Page and application data records
──────────────────────────────
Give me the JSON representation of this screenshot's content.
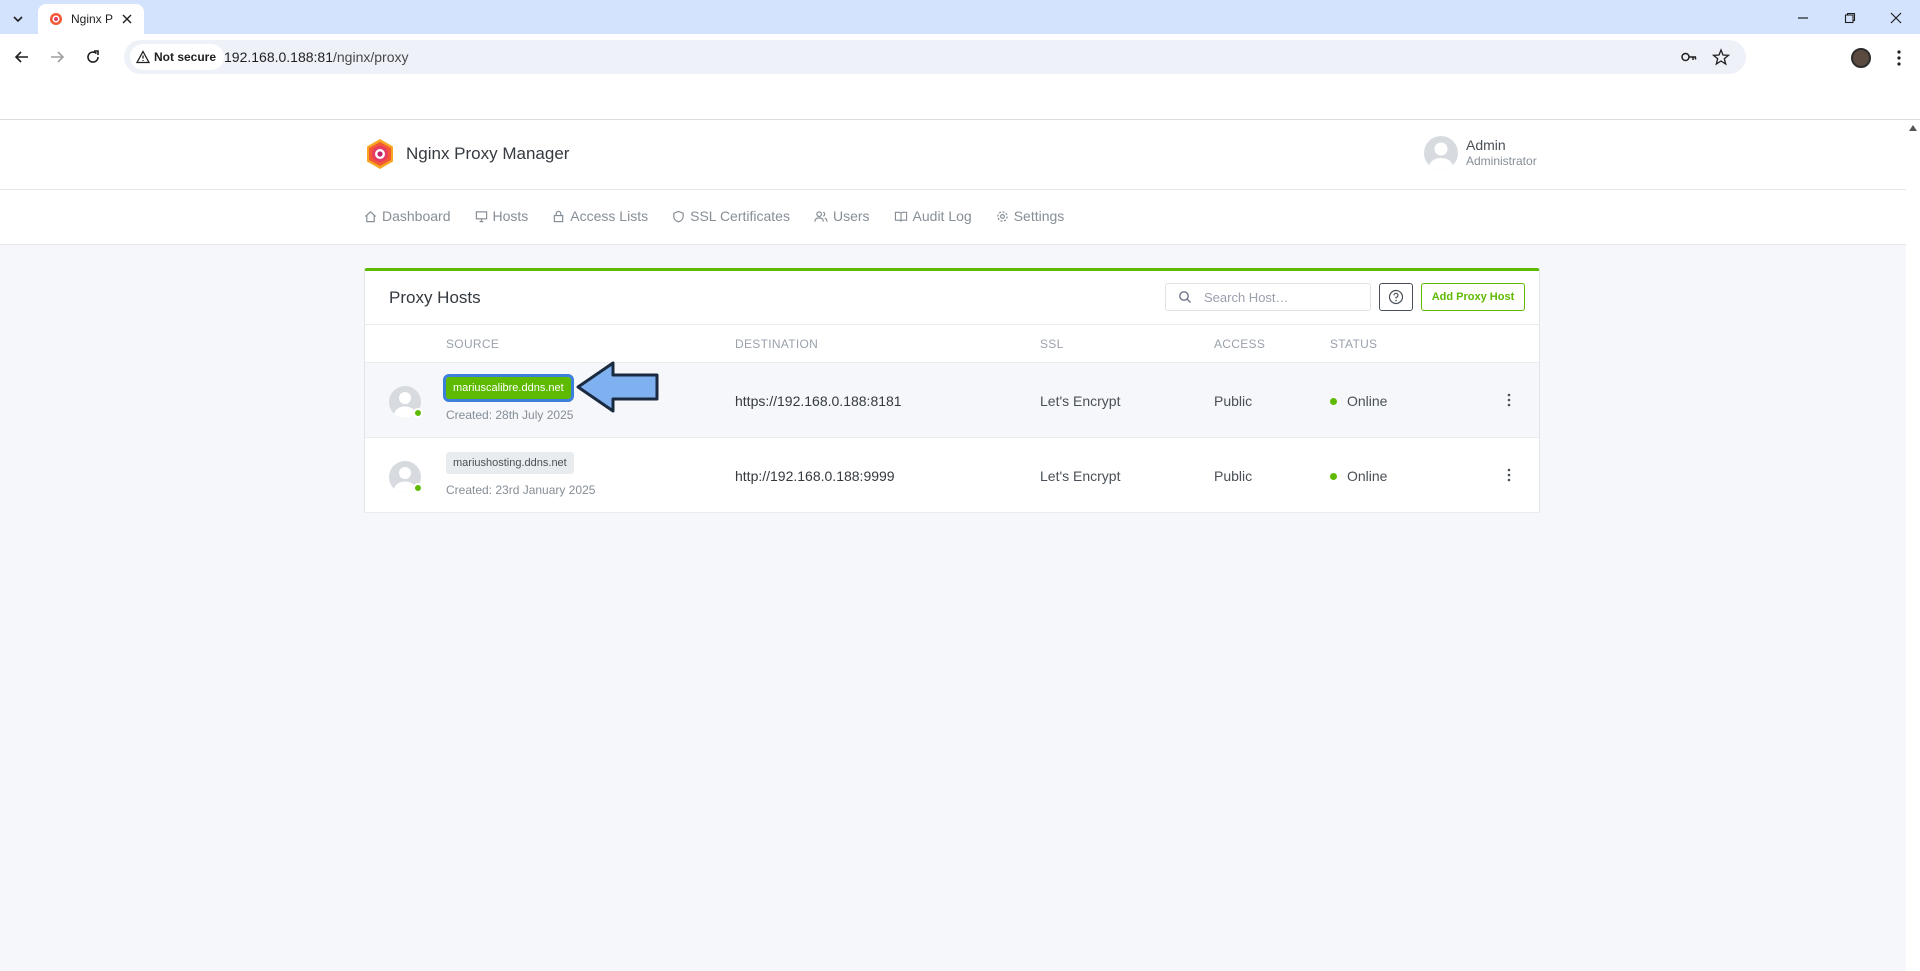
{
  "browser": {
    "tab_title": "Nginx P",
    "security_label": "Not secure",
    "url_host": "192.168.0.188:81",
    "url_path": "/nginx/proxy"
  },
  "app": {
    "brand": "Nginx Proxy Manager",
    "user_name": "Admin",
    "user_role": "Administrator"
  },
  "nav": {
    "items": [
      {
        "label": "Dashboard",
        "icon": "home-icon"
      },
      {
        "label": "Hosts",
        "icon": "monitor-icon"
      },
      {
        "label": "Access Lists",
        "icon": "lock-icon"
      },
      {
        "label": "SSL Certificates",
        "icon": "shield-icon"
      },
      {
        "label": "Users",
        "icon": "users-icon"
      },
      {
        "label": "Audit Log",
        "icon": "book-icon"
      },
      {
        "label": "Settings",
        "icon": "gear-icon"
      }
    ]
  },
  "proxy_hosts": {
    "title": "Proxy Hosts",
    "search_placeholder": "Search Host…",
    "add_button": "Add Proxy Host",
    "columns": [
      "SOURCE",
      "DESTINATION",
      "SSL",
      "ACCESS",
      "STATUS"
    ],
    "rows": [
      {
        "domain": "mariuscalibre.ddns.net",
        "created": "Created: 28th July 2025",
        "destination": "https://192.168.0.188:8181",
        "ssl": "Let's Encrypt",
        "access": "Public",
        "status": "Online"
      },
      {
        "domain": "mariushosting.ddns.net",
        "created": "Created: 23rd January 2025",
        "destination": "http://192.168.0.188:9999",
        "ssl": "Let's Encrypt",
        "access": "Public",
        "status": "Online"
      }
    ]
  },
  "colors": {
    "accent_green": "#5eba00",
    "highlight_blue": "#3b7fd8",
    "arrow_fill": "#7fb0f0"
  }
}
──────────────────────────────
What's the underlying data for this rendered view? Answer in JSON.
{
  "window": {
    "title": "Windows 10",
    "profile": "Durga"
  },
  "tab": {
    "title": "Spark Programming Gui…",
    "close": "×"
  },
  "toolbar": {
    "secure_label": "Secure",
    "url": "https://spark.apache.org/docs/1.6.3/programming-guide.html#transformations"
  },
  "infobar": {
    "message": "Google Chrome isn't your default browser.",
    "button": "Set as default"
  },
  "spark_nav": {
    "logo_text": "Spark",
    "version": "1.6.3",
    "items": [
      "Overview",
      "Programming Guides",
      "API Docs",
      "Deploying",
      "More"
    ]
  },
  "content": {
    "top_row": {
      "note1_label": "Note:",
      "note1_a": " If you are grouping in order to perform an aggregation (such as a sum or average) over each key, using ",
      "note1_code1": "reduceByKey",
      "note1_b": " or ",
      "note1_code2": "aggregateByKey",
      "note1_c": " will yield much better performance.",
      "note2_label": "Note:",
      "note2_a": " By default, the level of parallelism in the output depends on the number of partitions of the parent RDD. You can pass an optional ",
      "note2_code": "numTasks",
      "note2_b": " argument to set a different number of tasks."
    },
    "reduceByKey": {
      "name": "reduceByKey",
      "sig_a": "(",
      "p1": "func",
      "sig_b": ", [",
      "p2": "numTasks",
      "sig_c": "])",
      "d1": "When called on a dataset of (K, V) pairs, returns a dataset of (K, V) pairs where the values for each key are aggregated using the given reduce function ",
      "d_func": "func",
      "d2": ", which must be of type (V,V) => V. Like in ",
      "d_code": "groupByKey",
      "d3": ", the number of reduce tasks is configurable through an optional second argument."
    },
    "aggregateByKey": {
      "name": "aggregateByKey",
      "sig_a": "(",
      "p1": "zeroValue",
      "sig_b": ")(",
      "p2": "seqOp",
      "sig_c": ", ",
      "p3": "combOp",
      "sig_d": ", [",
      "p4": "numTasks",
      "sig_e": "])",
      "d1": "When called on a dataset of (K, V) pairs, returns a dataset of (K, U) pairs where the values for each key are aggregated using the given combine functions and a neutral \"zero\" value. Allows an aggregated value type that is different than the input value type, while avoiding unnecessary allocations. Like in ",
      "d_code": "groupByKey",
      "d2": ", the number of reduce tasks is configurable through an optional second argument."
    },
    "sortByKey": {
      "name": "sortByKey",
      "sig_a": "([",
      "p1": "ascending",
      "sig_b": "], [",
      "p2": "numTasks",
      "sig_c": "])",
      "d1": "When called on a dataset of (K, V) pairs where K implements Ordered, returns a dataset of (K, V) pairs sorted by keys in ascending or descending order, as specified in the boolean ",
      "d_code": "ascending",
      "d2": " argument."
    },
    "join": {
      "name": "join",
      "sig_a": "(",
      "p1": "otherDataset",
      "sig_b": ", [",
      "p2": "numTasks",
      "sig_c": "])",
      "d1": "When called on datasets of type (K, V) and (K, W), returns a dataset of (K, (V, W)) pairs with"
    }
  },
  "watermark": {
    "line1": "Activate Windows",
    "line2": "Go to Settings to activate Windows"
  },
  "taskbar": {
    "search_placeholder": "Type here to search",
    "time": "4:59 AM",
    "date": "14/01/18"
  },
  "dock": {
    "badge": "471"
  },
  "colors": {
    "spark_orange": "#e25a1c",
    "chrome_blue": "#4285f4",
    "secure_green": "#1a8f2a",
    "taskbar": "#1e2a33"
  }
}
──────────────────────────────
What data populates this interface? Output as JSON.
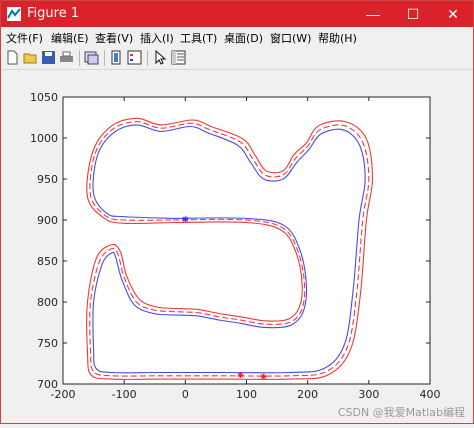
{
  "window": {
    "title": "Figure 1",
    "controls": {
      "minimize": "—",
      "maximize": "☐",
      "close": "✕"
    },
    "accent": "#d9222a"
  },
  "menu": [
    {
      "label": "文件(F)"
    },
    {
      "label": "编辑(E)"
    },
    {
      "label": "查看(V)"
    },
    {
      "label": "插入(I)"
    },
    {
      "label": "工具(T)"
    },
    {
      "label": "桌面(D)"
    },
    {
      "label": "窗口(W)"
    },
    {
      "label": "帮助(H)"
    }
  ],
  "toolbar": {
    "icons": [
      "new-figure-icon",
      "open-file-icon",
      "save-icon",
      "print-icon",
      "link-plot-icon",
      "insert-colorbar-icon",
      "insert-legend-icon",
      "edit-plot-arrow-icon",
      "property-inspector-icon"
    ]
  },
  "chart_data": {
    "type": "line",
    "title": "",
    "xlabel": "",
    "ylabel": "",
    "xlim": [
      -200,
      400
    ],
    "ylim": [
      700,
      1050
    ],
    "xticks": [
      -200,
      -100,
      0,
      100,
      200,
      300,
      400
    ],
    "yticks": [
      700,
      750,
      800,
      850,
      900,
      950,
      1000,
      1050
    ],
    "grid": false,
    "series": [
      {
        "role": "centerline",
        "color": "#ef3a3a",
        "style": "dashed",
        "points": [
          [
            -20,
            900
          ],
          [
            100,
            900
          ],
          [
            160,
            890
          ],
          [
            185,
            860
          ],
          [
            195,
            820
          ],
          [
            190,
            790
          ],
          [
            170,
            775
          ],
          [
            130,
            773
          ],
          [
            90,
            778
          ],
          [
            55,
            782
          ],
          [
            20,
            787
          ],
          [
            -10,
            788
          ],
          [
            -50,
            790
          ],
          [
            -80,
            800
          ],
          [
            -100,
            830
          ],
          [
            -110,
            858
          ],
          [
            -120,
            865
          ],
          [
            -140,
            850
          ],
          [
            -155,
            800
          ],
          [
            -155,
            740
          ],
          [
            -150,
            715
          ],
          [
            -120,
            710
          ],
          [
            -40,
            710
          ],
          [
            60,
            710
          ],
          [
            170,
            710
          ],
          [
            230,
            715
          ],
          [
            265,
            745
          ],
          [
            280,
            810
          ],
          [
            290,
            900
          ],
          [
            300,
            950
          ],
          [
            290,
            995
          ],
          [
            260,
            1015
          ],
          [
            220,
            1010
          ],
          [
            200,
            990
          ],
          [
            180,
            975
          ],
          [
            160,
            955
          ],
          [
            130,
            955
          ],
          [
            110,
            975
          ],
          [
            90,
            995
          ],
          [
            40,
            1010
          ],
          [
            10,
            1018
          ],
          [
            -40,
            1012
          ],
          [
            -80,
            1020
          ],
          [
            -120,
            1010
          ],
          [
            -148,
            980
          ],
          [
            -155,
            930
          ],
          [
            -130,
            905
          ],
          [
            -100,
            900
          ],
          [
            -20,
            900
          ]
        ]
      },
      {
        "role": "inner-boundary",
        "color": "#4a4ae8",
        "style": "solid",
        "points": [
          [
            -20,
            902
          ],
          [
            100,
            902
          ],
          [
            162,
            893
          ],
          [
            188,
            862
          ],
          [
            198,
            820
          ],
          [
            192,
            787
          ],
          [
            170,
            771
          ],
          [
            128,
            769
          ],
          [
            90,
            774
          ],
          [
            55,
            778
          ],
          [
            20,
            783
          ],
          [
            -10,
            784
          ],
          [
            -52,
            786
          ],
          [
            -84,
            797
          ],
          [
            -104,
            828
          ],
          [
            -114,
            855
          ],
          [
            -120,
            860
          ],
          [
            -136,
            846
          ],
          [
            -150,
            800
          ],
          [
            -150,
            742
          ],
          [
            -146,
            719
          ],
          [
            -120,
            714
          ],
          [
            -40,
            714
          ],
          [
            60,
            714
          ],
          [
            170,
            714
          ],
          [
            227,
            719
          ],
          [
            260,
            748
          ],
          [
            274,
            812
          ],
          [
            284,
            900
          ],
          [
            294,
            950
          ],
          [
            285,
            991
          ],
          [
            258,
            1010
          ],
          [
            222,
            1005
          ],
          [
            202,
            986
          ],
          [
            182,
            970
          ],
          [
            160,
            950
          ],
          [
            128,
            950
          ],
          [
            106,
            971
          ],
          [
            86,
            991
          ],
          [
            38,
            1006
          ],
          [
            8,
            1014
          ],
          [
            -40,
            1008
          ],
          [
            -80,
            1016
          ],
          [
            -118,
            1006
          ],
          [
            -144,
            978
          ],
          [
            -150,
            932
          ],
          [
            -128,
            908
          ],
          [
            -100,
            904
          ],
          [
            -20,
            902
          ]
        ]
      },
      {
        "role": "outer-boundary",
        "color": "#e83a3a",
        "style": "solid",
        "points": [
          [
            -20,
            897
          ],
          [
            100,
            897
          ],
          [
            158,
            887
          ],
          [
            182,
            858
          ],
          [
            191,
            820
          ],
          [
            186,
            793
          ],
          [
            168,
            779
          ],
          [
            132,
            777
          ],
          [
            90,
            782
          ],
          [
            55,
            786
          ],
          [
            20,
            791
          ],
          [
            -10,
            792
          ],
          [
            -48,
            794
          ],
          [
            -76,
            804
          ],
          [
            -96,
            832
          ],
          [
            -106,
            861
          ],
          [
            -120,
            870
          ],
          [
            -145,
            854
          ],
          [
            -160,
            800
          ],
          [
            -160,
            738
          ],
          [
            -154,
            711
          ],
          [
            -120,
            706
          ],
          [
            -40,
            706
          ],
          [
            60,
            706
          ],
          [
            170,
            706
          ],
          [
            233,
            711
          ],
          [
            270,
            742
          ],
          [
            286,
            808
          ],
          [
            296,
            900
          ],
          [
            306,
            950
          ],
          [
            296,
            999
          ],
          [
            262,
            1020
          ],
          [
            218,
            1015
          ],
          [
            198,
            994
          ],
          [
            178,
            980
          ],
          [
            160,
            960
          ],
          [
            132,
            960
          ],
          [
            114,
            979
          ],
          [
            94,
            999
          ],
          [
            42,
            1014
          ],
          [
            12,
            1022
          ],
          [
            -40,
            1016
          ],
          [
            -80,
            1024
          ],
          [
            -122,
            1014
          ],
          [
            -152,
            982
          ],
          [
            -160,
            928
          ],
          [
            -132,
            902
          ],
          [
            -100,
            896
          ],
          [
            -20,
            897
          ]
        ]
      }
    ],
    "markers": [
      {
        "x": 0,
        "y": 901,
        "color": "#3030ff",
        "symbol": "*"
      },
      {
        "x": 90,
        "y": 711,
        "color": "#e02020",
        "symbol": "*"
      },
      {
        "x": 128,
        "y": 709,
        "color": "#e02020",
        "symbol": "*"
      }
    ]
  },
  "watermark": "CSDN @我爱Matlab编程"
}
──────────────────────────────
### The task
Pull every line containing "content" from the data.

### Task output
Give me the JSON representation of this screenshot's content.
  "content": {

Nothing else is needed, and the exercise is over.